(Records drawn from a dataset)
◆ ◆ ◆
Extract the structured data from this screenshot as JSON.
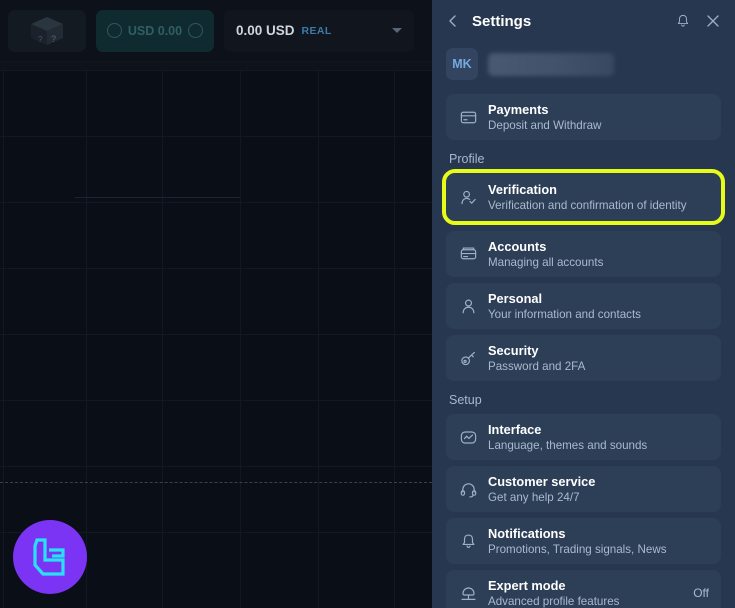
{
  "trading": {
    "box_button": {
      "icon": "mystery-box-icon",
      "label": ""
    },
    "bonus_pill": {
      "amount": "USD 0.00",
      "left_icon": "coin-icon",
      "right_icon": "coin-icon"
    },
    "balance": {
      "amount": "0.00 USD",
      "account_type": "REAL",
      "caret": "chevron-down-icon"
    },
    "logo": {
      "name": "brand-logo",
      "glyph": "LC"
    }
  },
  "panel": {
    "header": {
      "back_icon": "chevron-left-icon",
      "title": "Settings",
      "bell_icon": "bell-icon",
      "close_icon": "close-icon"
    },
    "profile": {
      "avatar_initials": "MK",
      "name_redacted": true
    },
    "groups": [
      {
        "label": "",
        "items": [
          {
            "icon": "credit-card-icon",
            "title": "Payments",
            "subtitle": "Deposit and Withdraw",
            "status": "",
            "highlighted": false
          }
        ]
      },
      {
        "label": "Profile",
        "items": [
          {
            "icon": "user-check-icon",
            "title": "Verification",
            "subtitle": "Verification and confirmation of identity",
            "status": "",
            "highlighted": true
          },
          {
            "icon": "accounts-icon",
            "title": "Accounts",
            "subtitle": "Managing all accounts",
            "status": "",
            "highlighted": false
          },
          {
            "icon": "user-icon",
            "title": "Personal",
            "subtitle": "Your information and contacts",
            "status": "",
            "highlighted": false
          },
          {
            "icon": "key-icon",
            "title": "Security",
            "subtitle": "Password and 2FA",
            "status": "",
            "highlighted": false
          }
        ]
      },
      {
        "label": "Setup",
        "items": [
          {
            "icon": "interface-icon",
            "title": "Interface",
            "subtitle": "Language, themes and sounds",
            "status": "",
            "highlighted": false
          },
          {
            "icon": "headset-icon",
            "title": "Customer service",
            "subtitle": "Get any help 24/7",
            "status": "",
            "highlighted": false
          },
          {
            "icon": "bell-icon",
            "title": "Notifications",
            "subtitle": "Promotions, Trading signals, News",
            "status": "",
            "highlighted": false
          },
          {
            "icon": "graduation-cap-icon",
            "title": "Expert mode",
            "subtitle": "Advanced profile features",
            "status": "Off",
            "highlighted": false
          }
        ]
      }
    ]
  },
  "colors": {
    "panel_bg": "#27374f",
    "item_bg": "#2d3e57",
    "highlight": "#e7fb18",
    "accent_blue": "#74a9dd",
    "logo_purple": "#7c34f4",
    "logo_cyan": "#29e0f5"
  }
}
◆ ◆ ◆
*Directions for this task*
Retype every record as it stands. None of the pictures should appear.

*Finished task*
Extract the structured data from this screenshot as JSON.
{
  "trading": {
    "box_button": {
      "icon": "mystery-box-icon",
      "label": ""
    },
    "bonus_pill": {
      "amount": "USD 0.00",
      "left_icon": "coin-icon",
      "right_icon": "coin-icon"
    },
    "balance": {
      "amount": "0.00 USD",
      "account_type": "REAL",
      "caret": "chevron-down-icon"
    },
    "logo": {
      "name": "brand-logo",
      "glyph": "LC"
    }
  },
  "panel": {
    "header": {
      "back_icon": "chevron-left-icon",
      "title": "Settings",
      "bell_icon": "bell-icon",
      "close_icon": "close-icon"
    },
    "profile": {
      "avatar_initials": "MK",
      "name_redacted": true
    },
    "groups": [
      {
        "label": "",
        "items": [
          {
            "icon": "credit-card-icon",
            "title": "Payments",
            "subtitle": "Deposit and Withdraw",
            "status": "",
            "highlighted": false
          }
        ]
      },
      {
        "label": "Profile",
        "items": [
          {
            "icon": "user-check-icon",
            "title": "Verification",
            "subtitle": "Verification and confirmation of identity",
            "status": "",
            "highlighted": true
          },
          {
            "icon": "accounts-icon",
            "title": "Accounts",
            "subtitle": "Managing all accounts",
            "status": "",
            "highlighted": false
          },
          {
            "icon": "user-icon",
            "title": "Personal",
            "subtitle": "Your information and contacts",
            "status": "",
            "highlighted": false
          },
          {
            "icon": "key-icon",
            "title": "Security",
            "subtitle": "Password and 2FA",
            "status": "",
            "highlighted": false
          }
        ]
      },
      {
        "label": "Setup",
        "items": [
          {
            "icon": "interface-icon",
            "title": "Interface",
            "subtitle": "Language, themes and sounds",
            "status": "",
            "highlighted": false
          },
          {
            "icon": "headset-icon",
            "title": "Customer service",
            "subtitle": "Get any help 24/7",
            "status": "",
            "highlighted": false
          },
          {
            "icon": "bell-icon",
            "title": "Notifications",
            "subtitle": "Promotions, Trading signals, News",
            "status": "",
            "highlighted": false
          },
          {
            "icon": "graduation-cap-icon",
            "title": "Expert mode",
            "subtitle": "Advanced profile features",
            "status": "Off",
            "highlighted": false
          }
        ]
      }
    ]
  },
  "colors": {
    "panel_bg": "#27374f",
    "item_bg": "#2d3e57",
    "highlight": "#e7fb18",
    "accent_blue": "#74a9dd",
    "logo_purple": "#7c34f4",
    "logo_cyan": "#29e0f5"
  }
}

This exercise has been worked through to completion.